I guess I will have to wait a little longer for my break through moment.
Unfortunately (or fortunately) our TED talks were on a much smaller scale, as the privacy of our ENGL 119 classroom allowed many of us (read: me) to embrace the fear of public speaking and present on topics that we were fascinated with (math kids are fascinated with most things).
As a self-proclaimed social introvert the mere mention of group work gives me anxiety. Add in the fact that I always seem to end up with that one person we all know…
…and you can guess I wasn’t too thrilled about this project.
Luckily, the Algorythms and I were a near perfect match! The experience managed to erase all my bad memories of last minute scrambling to finish what was *supposed to be* group work in high school. I’ve learnt that two of the best skills two have in these situations are:

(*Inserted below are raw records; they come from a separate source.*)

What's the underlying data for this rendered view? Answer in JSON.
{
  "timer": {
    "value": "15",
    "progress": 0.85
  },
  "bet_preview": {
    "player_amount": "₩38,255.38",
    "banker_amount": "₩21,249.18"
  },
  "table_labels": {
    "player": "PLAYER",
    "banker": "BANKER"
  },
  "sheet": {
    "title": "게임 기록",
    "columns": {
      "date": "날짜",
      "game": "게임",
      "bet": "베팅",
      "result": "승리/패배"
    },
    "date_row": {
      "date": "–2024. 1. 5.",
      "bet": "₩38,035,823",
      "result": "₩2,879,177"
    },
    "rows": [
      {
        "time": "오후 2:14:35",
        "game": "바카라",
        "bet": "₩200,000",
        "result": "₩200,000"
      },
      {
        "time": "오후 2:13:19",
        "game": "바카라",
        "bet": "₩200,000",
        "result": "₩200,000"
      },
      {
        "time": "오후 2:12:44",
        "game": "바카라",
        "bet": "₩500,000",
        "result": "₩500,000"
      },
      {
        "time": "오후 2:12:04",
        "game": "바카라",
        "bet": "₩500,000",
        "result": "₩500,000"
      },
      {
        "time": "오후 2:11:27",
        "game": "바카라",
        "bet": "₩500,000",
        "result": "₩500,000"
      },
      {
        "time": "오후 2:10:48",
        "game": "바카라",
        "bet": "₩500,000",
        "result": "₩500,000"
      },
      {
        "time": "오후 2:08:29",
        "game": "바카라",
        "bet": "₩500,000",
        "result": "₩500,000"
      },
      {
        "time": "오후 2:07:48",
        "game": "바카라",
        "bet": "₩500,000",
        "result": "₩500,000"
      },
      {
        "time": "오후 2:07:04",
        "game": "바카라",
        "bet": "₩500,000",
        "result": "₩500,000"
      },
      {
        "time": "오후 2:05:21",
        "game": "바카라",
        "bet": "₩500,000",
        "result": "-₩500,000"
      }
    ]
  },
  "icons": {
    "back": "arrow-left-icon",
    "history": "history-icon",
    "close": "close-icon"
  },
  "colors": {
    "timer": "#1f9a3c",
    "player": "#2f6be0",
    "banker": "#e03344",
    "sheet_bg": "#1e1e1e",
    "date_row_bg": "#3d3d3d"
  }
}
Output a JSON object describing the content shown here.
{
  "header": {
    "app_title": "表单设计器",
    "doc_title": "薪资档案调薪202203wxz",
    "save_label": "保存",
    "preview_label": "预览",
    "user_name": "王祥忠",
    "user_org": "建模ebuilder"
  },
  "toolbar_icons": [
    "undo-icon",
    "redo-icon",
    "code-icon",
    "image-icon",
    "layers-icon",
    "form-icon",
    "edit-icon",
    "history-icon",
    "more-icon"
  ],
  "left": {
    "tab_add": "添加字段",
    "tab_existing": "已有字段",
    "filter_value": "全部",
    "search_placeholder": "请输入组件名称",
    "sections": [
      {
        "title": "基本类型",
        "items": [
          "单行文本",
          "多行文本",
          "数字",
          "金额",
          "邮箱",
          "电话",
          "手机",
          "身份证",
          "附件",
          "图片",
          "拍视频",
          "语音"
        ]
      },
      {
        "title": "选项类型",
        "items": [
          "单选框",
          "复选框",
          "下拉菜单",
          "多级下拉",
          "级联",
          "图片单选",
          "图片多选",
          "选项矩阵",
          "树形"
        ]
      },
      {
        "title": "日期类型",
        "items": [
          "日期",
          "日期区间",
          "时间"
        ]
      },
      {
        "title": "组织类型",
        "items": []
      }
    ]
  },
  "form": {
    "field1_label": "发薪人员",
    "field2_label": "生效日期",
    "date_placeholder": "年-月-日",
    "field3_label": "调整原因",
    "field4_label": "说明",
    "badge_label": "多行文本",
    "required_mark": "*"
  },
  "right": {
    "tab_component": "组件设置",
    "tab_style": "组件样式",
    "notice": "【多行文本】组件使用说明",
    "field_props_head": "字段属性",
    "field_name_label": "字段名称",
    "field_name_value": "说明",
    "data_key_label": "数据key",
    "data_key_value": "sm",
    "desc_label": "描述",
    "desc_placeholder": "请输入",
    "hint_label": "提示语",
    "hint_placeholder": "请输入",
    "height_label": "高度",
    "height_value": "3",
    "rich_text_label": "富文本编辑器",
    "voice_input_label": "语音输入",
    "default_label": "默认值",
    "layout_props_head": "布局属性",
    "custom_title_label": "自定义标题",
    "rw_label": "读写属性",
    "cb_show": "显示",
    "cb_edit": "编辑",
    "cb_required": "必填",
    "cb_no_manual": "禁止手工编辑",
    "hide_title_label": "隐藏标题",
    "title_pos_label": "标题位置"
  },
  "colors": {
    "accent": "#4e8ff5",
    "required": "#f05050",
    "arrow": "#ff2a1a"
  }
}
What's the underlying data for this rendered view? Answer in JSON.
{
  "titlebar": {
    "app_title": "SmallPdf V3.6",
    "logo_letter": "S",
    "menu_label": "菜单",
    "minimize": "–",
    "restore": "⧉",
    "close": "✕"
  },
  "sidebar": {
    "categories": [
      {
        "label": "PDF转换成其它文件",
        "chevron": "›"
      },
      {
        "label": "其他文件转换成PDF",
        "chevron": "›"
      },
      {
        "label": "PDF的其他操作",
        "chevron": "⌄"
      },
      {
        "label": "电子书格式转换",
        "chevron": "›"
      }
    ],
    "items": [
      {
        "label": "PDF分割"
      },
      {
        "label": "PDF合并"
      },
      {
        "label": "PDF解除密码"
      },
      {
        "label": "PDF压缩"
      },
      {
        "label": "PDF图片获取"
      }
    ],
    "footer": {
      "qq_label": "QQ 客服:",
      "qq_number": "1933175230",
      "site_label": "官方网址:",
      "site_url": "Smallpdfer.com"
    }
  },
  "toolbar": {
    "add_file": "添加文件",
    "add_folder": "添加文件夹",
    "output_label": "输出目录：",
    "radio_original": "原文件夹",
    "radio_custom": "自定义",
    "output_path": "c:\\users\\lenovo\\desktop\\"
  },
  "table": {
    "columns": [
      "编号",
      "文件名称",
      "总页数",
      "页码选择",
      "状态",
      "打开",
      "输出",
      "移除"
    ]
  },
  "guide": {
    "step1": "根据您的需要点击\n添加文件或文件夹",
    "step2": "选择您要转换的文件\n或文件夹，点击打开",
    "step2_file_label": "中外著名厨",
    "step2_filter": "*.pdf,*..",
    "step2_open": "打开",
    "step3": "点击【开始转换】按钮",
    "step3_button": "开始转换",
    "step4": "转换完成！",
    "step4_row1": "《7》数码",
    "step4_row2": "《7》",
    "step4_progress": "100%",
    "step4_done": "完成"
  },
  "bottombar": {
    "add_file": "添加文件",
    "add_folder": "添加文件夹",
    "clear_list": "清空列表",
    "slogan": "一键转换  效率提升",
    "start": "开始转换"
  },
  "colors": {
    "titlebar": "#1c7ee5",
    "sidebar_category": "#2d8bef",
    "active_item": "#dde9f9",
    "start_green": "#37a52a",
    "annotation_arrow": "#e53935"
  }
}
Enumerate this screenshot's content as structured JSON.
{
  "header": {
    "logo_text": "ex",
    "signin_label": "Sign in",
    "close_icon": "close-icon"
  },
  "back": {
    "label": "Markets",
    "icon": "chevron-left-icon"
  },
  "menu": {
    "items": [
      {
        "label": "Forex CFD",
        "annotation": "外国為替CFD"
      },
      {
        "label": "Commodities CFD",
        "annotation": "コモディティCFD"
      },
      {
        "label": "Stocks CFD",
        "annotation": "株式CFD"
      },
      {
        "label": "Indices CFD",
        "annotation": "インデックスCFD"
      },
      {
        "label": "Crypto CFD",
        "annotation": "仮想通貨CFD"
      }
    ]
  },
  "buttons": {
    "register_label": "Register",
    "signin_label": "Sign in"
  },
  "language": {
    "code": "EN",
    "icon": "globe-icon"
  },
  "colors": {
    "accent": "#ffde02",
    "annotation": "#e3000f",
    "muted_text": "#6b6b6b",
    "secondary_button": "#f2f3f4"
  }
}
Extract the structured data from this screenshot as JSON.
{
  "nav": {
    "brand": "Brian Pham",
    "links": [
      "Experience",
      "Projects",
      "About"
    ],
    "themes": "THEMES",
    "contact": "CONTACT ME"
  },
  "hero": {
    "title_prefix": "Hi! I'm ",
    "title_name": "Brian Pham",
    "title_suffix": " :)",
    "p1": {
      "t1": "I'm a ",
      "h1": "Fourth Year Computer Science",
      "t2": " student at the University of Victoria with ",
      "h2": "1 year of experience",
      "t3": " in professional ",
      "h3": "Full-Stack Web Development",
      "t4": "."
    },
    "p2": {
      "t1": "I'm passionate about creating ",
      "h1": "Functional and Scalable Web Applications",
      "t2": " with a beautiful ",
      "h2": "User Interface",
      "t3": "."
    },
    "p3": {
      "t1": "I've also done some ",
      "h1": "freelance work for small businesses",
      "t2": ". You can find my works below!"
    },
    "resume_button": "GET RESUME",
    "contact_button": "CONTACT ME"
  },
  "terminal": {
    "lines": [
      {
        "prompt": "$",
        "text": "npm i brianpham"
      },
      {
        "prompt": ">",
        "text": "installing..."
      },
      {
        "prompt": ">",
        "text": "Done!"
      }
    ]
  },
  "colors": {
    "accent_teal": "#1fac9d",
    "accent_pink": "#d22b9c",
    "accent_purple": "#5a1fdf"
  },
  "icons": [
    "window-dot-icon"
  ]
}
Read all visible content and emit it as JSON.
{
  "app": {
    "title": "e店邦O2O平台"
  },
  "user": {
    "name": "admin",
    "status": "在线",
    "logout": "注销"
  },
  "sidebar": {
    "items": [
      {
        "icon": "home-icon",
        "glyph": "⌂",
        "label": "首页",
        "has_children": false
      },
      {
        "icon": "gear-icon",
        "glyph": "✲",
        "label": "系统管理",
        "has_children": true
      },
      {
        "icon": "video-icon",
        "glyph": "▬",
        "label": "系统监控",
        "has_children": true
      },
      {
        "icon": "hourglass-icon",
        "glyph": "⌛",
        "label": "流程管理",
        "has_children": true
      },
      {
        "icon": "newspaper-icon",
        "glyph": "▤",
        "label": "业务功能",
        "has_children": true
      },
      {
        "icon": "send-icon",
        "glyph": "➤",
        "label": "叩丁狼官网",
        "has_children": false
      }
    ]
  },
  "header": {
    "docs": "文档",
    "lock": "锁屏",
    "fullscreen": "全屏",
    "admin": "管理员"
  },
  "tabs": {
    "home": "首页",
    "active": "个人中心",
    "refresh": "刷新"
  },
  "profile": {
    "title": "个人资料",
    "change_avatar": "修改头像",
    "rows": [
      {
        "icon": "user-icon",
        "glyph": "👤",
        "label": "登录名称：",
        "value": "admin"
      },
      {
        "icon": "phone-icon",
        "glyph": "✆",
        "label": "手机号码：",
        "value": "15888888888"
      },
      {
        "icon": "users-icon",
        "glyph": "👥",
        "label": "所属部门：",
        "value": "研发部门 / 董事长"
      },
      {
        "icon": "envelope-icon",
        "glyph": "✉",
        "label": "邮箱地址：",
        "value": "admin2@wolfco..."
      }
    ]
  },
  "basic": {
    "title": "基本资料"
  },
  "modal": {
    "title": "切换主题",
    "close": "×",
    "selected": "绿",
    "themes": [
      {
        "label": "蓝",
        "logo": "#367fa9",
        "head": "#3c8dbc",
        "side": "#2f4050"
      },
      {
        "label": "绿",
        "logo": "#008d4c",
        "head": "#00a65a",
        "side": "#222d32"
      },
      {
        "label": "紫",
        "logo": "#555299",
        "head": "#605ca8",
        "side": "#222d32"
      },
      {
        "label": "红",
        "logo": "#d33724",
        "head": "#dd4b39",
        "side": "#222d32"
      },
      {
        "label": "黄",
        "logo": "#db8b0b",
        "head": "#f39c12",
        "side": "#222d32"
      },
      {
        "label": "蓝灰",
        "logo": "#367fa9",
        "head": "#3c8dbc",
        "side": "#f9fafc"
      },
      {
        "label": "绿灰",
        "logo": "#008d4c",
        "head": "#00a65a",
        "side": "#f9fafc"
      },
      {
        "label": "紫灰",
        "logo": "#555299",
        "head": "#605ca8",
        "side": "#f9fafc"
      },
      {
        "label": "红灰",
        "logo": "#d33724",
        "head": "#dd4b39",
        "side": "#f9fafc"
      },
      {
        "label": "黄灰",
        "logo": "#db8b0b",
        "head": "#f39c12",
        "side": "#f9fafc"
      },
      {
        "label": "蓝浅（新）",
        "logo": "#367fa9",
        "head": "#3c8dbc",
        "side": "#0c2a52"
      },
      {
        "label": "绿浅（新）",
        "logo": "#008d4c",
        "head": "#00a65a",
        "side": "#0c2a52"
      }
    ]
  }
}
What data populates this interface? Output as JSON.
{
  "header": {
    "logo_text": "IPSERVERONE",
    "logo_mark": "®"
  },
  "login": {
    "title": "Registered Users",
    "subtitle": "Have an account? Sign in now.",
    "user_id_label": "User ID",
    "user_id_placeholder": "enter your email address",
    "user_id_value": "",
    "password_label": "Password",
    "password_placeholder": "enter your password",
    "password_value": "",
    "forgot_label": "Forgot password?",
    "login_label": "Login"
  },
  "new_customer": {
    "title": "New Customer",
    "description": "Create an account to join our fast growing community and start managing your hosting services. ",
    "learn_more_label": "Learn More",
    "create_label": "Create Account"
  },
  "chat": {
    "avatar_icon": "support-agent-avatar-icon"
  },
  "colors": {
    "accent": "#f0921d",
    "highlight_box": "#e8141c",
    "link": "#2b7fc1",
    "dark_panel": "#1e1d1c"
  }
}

- Knowing how to delegate roles and responsibilities effectively, and
- Not being afraid to hold one another accountable
Most importantly, collaboration allowed us to tackle a complex topic which we might’ve otherwise not even attempted to approach on our own.
I am also extremely intrigued by the way others think and believe that having a diverse prospective on a broad range of global issues is particularly helpful when building new relationships. While I was already familiar with all of the topics that were presented, each group still managed to bring in a new insight or view point that I had never considered.
I don’t know about you, but I find difficult advice easier to take in when it comes from someone who is in the same situation as me and so when my class mates presented on “Financial Markets and Millennials” I was naturally drawn in and eager to do as they say. Yet, when my mom reminds me at least once a day about my bad habit of overindulging in expensive coffee (it’s a hobby really!!) and how I will never be able to afford a home on my own if I don’t start saving now, my defensive mechanism instantly turns on. I receive it more as a personal attack (or nagging) instead of appreciating the valuable life lesson she is trying to give me.
Another debate that I enjoyed hearing about was the introduction of coding to children in grades K-12. In the past, I always regretted not being keener on learning how software works and taking an initiative and teaching myself how to code from an earlier age. Thus while I fully agree with the argument that computer science should be mandatory for many kids, the logistics of it (i.e. costs, not enough teachers, etc.) that the group discussed had never really crossed my mind.
Overall, I think we all deserve a big applause!